RECORDS SUPPLIED START

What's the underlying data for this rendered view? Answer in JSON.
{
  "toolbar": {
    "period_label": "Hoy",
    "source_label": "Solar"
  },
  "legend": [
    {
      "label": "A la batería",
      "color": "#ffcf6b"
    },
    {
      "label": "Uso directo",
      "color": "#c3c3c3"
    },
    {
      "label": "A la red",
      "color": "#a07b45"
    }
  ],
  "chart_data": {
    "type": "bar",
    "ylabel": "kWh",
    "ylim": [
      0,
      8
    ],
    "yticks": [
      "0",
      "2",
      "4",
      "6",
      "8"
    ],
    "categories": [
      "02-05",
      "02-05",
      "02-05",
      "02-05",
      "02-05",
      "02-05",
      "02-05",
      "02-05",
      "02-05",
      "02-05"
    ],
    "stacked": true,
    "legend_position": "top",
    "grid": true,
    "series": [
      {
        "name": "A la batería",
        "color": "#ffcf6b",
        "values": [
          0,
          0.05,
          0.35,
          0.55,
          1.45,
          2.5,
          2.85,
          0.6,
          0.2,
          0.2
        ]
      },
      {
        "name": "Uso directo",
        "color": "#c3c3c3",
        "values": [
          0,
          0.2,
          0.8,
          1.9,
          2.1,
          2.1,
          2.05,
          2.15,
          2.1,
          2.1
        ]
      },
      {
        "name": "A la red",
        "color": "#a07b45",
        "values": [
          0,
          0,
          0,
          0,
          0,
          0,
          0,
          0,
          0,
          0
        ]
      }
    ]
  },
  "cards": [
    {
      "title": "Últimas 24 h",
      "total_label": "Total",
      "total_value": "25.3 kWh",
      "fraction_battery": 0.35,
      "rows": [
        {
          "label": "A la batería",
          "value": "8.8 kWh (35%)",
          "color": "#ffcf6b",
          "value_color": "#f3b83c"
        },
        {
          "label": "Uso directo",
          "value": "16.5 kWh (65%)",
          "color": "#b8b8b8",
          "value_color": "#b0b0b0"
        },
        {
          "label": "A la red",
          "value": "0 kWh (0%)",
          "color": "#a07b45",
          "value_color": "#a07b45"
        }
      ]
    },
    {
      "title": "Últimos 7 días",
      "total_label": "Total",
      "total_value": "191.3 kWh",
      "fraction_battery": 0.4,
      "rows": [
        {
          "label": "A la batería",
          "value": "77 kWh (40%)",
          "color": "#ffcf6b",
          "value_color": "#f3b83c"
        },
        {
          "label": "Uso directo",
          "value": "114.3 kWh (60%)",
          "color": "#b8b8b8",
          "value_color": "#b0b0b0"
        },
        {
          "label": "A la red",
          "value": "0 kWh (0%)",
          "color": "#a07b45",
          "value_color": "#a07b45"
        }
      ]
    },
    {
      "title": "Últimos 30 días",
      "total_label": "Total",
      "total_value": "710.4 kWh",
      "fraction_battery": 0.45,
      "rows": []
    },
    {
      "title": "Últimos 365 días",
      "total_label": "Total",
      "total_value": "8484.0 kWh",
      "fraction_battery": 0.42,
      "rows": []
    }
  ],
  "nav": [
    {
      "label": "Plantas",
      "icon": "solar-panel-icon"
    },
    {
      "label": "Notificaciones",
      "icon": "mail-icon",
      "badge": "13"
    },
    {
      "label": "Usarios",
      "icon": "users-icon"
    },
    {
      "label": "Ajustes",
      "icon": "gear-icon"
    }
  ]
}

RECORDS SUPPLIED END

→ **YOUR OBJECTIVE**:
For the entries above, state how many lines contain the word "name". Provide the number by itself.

→ **SOLVED EXERCISE**:
3